▶ **TASK DESCRIPTION**: Read the entries that follow and give each one again precisely.

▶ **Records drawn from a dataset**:
+-------+

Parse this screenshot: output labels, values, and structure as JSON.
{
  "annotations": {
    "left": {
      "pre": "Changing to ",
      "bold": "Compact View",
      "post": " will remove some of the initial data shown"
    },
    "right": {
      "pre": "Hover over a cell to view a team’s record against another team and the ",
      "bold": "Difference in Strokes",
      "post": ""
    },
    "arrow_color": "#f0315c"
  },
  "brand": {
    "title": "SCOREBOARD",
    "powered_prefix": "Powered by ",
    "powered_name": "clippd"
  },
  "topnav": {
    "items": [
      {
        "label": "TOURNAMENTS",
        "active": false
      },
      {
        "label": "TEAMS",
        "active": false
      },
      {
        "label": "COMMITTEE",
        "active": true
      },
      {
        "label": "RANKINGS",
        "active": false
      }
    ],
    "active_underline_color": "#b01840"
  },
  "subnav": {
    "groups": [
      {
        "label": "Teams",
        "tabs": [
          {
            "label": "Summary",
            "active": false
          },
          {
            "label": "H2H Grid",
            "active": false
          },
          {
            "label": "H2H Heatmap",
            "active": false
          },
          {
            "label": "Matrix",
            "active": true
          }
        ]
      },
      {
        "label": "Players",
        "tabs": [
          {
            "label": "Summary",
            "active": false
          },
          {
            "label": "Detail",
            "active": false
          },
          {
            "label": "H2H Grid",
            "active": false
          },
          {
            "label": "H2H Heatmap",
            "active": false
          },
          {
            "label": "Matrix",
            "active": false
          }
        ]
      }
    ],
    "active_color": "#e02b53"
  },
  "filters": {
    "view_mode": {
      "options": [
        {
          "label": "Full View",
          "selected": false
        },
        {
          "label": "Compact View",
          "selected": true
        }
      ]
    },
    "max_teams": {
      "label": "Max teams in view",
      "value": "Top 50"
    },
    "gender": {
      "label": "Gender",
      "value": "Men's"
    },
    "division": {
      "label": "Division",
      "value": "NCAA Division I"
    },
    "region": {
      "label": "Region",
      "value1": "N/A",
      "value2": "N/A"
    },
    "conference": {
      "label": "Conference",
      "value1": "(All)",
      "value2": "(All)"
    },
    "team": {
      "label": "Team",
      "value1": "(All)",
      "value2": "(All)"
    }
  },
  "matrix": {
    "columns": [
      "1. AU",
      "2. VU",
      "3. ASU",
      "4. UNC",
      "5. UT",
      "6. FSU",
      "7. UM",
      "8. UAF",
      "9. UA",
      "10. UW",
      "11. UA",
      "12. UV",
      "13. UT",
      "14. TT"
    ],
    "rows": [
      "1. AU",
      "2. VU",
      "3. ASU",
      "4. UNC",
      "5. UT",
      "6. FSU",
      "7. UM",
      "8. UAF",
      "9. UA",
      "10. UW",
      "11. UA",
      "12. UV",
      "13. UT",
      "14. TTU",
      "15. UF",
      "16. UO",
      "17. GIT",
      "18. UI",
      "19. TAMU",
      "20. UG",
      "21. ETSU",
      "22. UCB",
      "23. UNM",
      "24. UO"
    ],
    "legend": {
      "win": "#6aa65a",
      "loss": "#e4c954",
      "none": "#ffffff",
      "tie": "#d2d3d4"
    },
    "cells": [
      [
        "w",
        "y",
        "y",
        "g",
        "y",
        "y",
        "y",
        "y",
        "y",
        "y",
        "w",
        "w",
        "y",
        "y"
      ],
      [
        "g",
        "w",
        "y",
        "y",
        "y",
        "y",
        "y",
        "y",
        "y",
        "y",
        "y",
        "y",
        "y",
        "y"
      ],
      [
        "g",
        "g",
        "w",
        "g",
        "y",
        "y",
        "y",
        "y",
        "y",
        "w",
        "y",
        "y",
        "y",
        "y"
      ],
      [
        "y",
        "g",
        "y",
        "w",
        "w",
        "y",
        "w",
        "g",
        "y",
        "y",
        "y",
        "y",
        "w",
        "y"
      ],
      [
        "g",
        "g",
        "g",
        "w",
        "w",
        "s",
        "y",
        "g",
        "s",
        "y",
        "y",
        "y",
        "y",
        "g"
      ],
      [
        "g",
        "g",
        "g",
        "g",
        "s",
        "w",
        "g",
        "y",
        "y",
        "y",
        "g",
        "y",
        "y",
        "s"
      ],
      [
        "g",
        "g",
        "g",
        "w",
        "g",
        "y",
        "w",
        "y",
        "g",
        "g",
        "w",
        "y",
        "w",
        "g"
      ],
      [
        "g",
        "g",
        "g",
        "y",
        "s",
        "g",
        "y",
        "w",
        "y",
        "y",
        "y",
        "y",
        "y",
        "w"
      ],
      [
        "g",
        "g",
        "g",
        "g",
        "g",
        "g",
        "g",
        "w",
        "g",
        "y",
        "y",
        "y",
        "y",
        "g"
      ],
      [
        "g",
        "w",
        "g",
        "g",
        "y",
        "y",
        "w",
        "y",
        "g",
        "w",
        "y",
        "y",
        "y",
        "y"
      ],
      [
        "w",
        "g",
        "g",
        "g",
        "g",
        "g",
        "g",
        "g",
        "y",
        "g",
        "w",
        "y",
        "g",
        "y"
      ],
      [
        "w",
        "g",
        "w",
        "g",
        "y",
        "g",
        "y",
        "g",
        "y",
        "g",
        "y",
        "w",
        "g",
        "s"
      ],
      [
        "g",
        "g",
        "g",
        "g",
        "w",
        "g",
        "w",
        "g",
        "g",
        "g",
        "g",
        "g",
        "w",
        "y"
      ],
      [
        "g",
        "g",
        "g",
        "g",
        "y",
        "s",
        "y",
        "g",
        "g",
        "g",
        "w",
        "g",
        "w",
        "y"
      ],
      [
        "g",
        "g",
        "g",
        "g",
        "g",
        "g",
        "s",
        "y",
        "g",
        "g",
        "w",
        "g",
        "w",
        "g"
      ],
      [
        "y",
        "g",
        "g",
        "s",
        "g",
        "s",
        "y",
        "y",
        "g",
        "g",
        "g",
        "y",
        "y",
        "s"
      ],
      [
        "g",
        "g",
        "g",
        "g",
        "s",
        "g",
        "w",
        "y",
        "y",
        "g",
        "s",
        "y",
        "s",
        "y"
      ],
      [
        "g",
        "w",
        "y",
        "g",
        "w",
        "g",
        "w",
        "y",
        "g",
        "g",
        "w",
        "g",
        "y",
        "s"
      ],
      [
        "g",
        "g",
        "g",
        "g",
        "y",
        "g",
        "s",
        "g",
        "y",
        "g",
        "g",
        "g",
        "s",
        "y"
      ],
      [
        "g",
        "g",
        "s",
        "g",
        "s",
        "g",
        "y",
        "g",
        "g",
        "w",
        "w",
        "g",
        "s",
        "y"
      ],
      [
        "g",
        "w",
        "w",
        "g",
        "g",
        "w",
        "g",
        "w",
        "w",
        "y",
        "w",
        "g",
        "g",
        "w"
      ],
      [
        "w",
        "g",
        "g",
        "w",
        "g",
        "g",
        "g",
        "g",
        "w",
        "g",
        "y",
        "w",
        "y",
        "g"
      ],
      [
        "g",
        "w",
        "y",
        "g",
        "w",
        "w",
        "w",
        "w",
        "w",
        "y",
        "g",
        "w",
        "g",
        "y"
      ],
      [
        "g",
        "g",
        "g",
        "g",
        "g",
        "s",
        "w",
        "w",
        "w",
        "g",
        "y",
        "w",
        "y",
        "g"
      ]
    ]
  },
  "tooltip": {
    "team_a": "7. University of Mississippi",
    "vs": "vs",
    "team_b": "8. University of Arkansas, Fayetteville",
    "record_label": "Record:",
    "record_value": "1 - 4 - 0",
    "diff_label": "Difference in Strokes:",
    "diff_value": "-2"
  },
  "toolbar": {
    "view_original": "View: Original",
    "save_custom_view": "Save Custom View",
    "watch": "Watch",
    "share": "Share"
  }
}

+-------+

▶ **RESULT**:
Parse this screenshot: output labels, values, and structure as JSON.
{
  "annotations": {
    "left": {
      "pre": "Changing to ",
      "bold": "Compact View",
      "post": " will remove some of the initial data shown"
    },
    "right": {
      "pre": "Hover over a cell to view a team’s record against another team and the ",
      "bold": "Difference in Strokes",
      "post": ""
    },
    "arrow_color": "#f0315c"
  },
  "brand": {
    "title": "SCOREBOARD",
    "powered_prefix": "Powered by ",
    "powered_name": "clippd"
  },
  "topnav": {
    "items": [
      {
        "label": "TOURNAMENTS",
        "active": false
      },
      {
        "label": "TEAMS",
        "active": false
      },
      {
        "label": "COMMITTEE",
        "active": true
      },
      {
        "label": "RANKINGS",
        "active": false
      }
    ],
    "active_underline_color": "#b01840"
  },
  "subnav": {
    "groups": [
      {
        "label": "Teams",
        "tabs": [
          {
            "label": "Summary",
            "active": false
          },
          {
            "label": "H2H Grid",
            "active": false
          },
          {
            "label": "H2H Heatmap",
            "active": false
          },
          {
            "label": "Matrix",
            "active": true
          }
        ]
      },
      {
        "label": "Players",
        "tabs": [
          {
            "label": "Summary",
            "active": false
          },
          {
            "label": "Detail",
            "active": false
          },
          {
            "label": "H2H Grid",
            "active": false
          },
          {
            "label": "H2H Heatmap",
            "active": false
          },
          {
            "label": "Matrix",
            "active": false
          }
        ]
      }
    ],
    "active_color": "#e02b53"
  },
  "filters": {
    "view_mode": {
      "options": [
        {
          "label": "Full View",
          "selected": false
        },
        {
          "label": "Compact View",
          "selected": true
        }
      ]
    },
    "max_teams": {
      "label": "Max teams in view",
      "value": "Top 50"
    },
    "gender": {
      "label": "Gender",
      "value": "Men's"
    },
    "division": {
      "label": "Division",
      "value": "NCAA Division I"
    },
    "region": {
      "label": "Region",
      "value1": "N/A",
      "value2": "N/A"
    },
    "conference": {
      "label": "Conference",
      "value1": "(All)",
      "value2": "(All)"
    },
    "team": {
      "label": "Team",
      "value1": "(All)",
      "value2": "(All)"
    }
  },
  "matrix": {
    "columns": [
      "1. AU",
      "2. VU",
      "3. ASU",
      "4. UNC",
      "5. UT",
      "6. FSU",
      "7. UM",
      "8. UAF",
      "9. UA",
      "10. UW",
      "11. UA",
      "12. UV",
      "13. UT",
      "14. TT"
    ],
    "rows": [
      "1. AU",
      "2. VU",
      "3. ASU",
      "4. UNC",
      "5. UT",
      "6. FSU",
      "7. UM",
      "8. UAF",
      "9. UA",
      "10. UW",
      "11. UA",
      "12. UV",
      "13. UT",
      "14. TTU",
      "15. UF",
      "16. UO",
      "17. GIT",
      "18. UI",
      "19. TAMU",
      "20. UG",
      "21. ETSU",
      "22. UCB",
      "23. UNM",
      "24. UO"
    ],
    "legend": {
      "win": "#6aa65a",
      "loss": "#e4c954",
      "none": "#ffffff",
      "tie": "#d2d3d4"
    },
    "cells": [
      [
        "w",
        "y",
        "y",
        "g",
        "y",
        "y",
        "y",
        "y",
        "y",
        "y",
        "w",
        "w",
        "y",
        "y"
      ],
      [
        "g",
        "w",
        "y",
        "y",
        "y",
        "y",
        "y",
        "y",
        "y",
        "y",
        "y",
        "y",
        "y",
        "y"
      ],
      [
        "g",
        "g",
        "w",
        "g",
        "y",
        "y",
        "y",
        "y",
        "y",
        "w",
        "y",
        "y",
        "y",
        "y"
      ],
      [
        "y",
        "g",
        "y",
        "w",
        "w",
        "y",
        "w",
        "g",
        "y",
        "y",
        "y",
        "y",
        "w",
        "y"
      ],
      [
        "g",
        "g",
        "g",
        "w",
        "w",
        "s",
        "y",
        "g",
        "s",
        "y",
        "y",
        "y",
        "y",
        "g"
      ],
      [
        "g",
        "g",
        "g",
        "g",
        "s",
        "w",
        "g",
        "y",
        "y",
        "y",
        "g",
        "y",
        "y",
        "s"
      ],
      [
        "g",
        "g",
        "g",
        "w",
        "g",
        "y",
        "w",
        "y",
        "g",
        "g",
        "w",
        "y",
        "w",
        "g"
      ],
      [
        "g",
        "g",
        "g",
        "y",
        "s",
        "g",
        "y",
        "w",
        "y",
        "y",
        "y",
        "y",
        "y",
        "w"
      ],
      [
        "g",
        "g",
        "g",
        "g",
        "g",
        "g",
        "g",
        "w",
        "g",
        "y",
        "y",
        "y",
        "y",
        "g"
      ],
      [
        "g",
        "w",
        "g",
        "g",
        "y",
        "y",
        "w",
        "y",
        "g",
        "w",
        "y",
        "y",
        "y",
        "y"
      ],
      [
        "w",
        "g",
        "g",
        "g",
        "g",
        "g",
        "g",
        "g",
        "y",
        "g",
        "w",
        "y",
        "g",
        "y"
      ],
      [
        "w",
        "g",
        "w",
        "g",
        "y",
        "g",
        "y",
        "g",
        "y",
        "g",
        "y",
        "w",
        "g",
        "s"
      ],
      [
        "g",
        "g",
        "g",
        "g",
        "w",
        "g",
        "w",
        "g",
        "g",
        "g",
        "g",
        "g",
        "w",
        "y"
      ],
      [
        "g",
        "g",
        "g",
        "g",
        "y",
        "s",
        "y",
        "g",
        "g",
        "g",
        "w",
        "g",
        "w",
        "y"
      ],
      [
        "g",
        "g",
        "g",
        "g",
        "g",
        "g",
        "s",
        "y",
        "g",
        "g",
        "w",
        "g",
        "w",
        "g"
      ],
      [
        "y",
        "g",
        "g",
        "s",
        "g",
        "s",
        "y",
        "y",
        "g",
        "g",
        "g",
        "y",
        "y",
        "s"
      ],
      [
        "g",
        "g",
        "g",
        "g",
        "s",
        "g",
        "w",
        "y",
        "y",
        "g",
        "s",
        "y",
        "s",
        "y"
      ],
      [
        "g",
        "w",
        "y",
        "g",
        "w",
        "g",
        "w",
        "y",
        "g",
        "g",
        "w",
        "g",
        "y",
        "s"
      ],
      [
        "g",
        "g",
        "g",
        "g",
        "y",
        "g",
        "s",
        "g",
        "y",
        "g",
        "g",
        "g",
        "s",
        "y"
      ],
      [
        "g",
        "g",
        "s",
        "g",
        "s",
        "g",
        "y",
        "g",
        "g",
        "w",
        "w",
        "g",
        "s",
        "y"
      ],
      [
        "g",
        "w",
        "w",
        "g",
        "g",
        "w",
        "g",
        "w",
        "w",
        "y",
        "w",
        "g",
        "g",
        "w"
      ],
      [
        "w",
        "g",
        "g",
        "w",
        "g",
        "g",
        "g",
        "g",
        "w",
        "g",
        "y",
        "w",
        "y",
        "g"
      ],
      [
        "g",
        "w",
        "y",
        "g",
        "w",
        "w",
        "w",
        "w",
        "w",
        "y",
        "g",
        "w",
        "g",
        "y"
      ],
      [
        "g",
        "g",
        "g",
        "g",
        "g",
        "s",
        "w",
        "w",
        "w",
        "g",
        "y",
        "w",
        "y",
        "g"
      ]
    ]
  },
  "tooltip": {
    "team_a": "7. University of Mississippi",
    "vs": "vs",
    "team_b": "8. University of Arkansas, Fayetteville",
    "record_label": "Record:",
    "record_value": "1 - 4 - 0",
    "diff_label": "Difference in Strokes:",
    "diff_value": "-2"
  },
  "toolbar": {
    "view_original": "View: Original",
    "save_custom_view": "Save Custom View",
    "watch": "Watch",
    "share": "Share"
  }
}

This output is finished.